» What this task involves
Word for word, restate every line of the material.

» Recorded information
== == ==
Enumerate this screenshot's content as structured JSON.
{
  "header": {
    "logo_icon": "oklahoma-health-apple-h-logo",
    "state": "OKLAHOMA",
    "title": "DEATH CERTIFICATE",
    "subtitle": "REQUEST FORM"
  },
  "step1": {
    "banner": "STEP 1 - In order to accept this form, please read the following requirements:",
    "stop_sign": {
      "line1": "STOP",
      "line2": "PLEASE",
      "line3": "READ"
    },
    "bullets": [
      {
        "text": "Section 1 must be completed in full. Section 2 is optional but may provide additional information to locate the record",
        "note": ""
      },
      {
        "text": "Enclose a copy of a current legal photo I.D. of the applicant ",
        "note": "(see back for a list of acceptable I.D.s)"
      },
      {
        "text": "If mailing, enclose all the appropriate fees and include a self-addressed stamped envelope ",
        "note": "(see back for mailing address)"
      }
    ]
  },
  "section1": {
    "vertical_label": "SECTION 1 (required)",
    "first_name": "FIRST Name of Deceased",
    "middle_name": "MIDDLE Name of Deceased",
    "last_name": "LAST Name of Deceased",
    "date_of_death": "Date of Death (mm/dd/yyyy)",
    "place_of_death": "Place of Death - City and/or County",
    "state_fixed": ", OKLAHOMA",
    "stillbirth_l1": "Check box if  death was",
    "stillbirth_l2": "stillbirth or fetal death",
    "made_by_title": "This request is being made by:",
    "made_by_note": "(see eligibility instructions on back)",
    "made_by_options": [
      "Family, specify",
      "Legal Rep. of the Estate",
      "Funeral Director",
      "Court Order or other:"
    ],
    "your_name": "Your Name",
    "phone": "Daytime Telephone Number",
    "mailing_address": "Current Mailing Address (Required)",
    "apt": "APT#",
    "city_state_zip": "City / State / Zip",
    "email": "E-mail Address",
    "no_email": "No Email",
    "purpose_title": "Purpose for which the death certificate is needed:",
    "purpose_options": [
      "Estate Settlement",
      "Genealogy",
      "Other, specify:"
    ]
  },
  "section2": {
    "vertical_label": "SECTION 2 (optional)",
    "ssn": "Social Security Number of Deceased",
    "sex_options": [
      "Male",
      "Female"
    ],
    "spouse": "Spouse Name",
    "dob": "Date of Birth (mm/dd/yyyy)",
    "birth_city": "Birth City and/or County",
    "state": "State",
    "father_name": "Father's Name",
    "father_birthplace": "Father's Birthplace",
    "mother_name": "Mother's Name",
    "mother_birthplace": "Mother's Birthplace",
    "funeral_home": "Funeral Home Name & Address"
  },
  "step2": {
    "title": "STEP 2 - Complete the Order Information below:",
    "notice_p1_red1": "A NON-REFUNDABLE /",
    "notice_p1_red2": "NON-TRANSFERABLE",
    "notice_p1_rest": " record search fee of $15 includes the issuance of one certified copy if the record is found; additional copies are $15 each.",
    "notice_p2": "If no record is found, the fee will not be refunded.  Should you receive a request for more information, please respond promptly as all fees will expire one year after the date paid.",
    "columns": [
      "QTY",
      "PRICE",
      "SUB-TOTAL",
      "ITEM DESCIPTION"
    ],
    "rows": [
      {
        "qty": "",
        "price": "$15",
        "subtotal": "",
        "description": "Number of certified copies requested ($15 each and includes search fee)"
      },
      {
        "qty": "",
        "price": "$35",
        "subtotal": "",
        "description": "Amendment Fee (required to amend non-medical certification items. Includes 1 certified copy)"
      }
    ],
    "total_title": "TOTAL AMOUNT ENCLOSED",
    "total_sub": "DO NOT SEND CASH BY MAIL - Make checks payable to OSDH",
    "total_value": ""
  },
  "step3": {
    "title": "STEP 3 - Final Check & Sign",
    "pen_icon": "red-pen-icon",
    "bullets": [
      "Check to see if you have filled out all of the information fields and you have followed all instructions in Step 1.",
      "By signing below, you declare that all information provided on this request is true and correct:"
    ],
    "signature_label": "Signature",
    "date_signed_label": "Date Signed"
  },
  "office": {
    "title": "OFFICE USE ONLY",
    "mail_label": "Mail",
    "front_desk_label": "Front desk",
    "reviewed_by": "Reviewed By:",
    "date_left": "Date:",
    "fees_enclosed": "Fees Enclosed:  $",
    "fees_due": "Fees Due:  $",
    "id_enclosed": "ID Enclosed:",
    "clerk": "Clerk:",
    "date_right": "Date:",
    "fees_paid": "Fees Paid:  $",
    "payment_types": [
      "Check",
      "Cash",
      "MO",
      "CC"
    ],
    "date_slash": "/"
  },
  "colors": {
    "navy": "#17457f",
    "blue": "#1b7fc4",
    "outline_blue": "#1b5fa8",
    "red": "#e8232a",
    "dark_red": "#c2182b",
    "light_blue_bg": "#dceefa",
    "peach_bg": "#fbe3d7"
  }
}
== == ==
» Exercise solution
Enumerate this screenshot's content as structured JSON.
{
  "header": {
    "logo_icon": "oklahoma-health-apple-h-logo",
    "state": "OKLAHOMA",
    "title": "DEATH CERTIFICATE",
    "subtitle": "REQUEST FORM"
  },
  "step1": {
    "banner": "STEP 1 - In order to accept this form, please read the following requirements:",
    "stop_sign": {
      "line1": "STOP",
      "line2": "PLEASE",
      "line3": "READ"
    },
    "bullets": [
      {
        "text": "Section 1 must be completed in full. Section 2 is optional but may provide additional information to locate the record",
        "note": ""
      },
      {
        "text": "Enclose a copy of a current legal photo I.D. of the applicant ",
        "note": "(see back for a list of acceptable I.D.s)"
      },
      {
        "text": "If mailing, enclose all the appropriate fees and include a self-addressed stamped envelope ",
        "note": "(see back for mailing address)"
      }
    ]
  },
  "section1": {
    "vertical_label": "SECTION 1 (required)",
    "first_name": "FIRST Name of Deceased",
    "middle_name": "MIDDLE Name of Deceased",
    "last_name": "LAST Name of Deceased",
    "date_of_death": "Date of Death (mm/dd/yyyy)",
    "place_of_death": "Place of Death - City and/or County",
    "state_fixed": ", OKLAHOMA",
    "stillbirth_l1": "Check box if  death was",
    "stillbirth_l2": "stillbirth or fetal death",
    "made_by_title": "This request is being made by:",
    "made_by_note": "(see eligibility instructions on back)",
    "made_by_options": [
      "Family, specify",
      "Legal Rep. of the Estate",
      "Funeral Director",
      "Court Order or other:"
    ],
    "your_name": "Your Name",
    "phone": "Daytime Telephone Number",
    "mailing_address": "Current Mailing Address (Required)",
    "apt": "APT#",
    "city_state_zip": "City / State / Zip",
    "email": "E-mail Address",
    "no_email": "No Email",
    "purpose_title": "Purpose for which the death certificate is needed:",
    "purpose_options": [
      "Estate Settlement",
      "Genealogy",
      "Other, specify:"
    ]
  },
  "section2": {
    "vertical_label": "SECTION 2 (optional)",
    "ssn": "Social Security Number of Deceased",
    "sex_options": [
      "Male",
      "Female"
    ],
    "spouse": "Spouse Name",
    "dob": "Date of Birth (mm/dd/yyyy)",
    "birth_city": "Birth City and/or County",
    "state": "State",
    "father_name": "Father's Name",
    "father_birthplace": "Father's Birthplace",
    "mother_name": "Mother's Name",
    "mother_birthplace": "Mother's Birthplace",
    "funeral_home": "Funeral Home Name & Address"
  },
  "step2": {
    "title": "STEP 2 - Complete the Order Information below:",
    "notice_p1_red1": "A NON-REFUNDABLE /",
    "notice_p1_red2": "NON-TRANSFERABLE",
    "notice_p1_rest": " record search fee of $15 includes the issuance of one certified copy if the record is found; additional copies are $15 each.",
    "notice_p2": "If no record is found, the fee will not be refunded.  Should you receive a request for more information, please respond promptly as all fees will expire one year after the date paid.",
    "columns": [
      "QTY",
      "PRICE",
      "SUB-TOTAL",
      "ITEM DESCIPTION"
    ],
    "rows": [
      {
        "qty": "",
        "price": "$15",
        "subtotal": "",
        "description": "Number of certified copies requested ($15 each and includes search fee)"
      },
      {
        "qty": "",
        "price": "$35",
        "subtotal": "",
        "description": "Amendment Fee (required to amend non-medical certification items. Includes 1 certified copy)"
      }
    ],
    "total_title": "TOTAL AMOUNT ENCLOSED",
    "total_sub": "DO NOT SEND CASH BY MAIL - Make checks payable to OSDH",
    "total_value": ""
  },
  "step3": {
    "title": "STEP 3 - Final Check & Sign",
    "pen_icon": "red-pen-icon",
    "bullets": [
      "Check to see if you have filled out all of the information fields and you have followed all instructions in Step 1.",
      "By signing below, you declare that all information provided on this request is true and correct:"
    ],
    "signature_label": "Signature",
    "date_signed_label": "Date Signed"
  },
  "office": {
    "title": "OFFICE USE ONLY",
    "mail_label": "Mail",
    "front_desk_label": "Front desk",
    "reviewed_by": "Reviewed By:",
    "date_left": "Date:",
    "fees_enclosed": "Fees Enclosed:  $",
    "fees_due": "Fees Due:  $",
    "id_enclosed": "ID Enclosed:",
    "clerk": "Clerk:",
    "date_right": "Date:",
    "fees_paid": "Fees Paid:  $",
    "payment_types": [
      "Check",
      "Cash",
      "MO",
      "CC"
    ],
    "date_slash": "/"
  },
  "colors": {
    "navy": "#17457f",
    "blue": "#1b7fc4",
    "outline_blue": "#1b5fa8",
    "red": "#e8232a",
    "dark_red": "#c2182b",
    "light_blue_bg": "#dceefa",
    "peach_bg": "#fbe3d7"
  }
}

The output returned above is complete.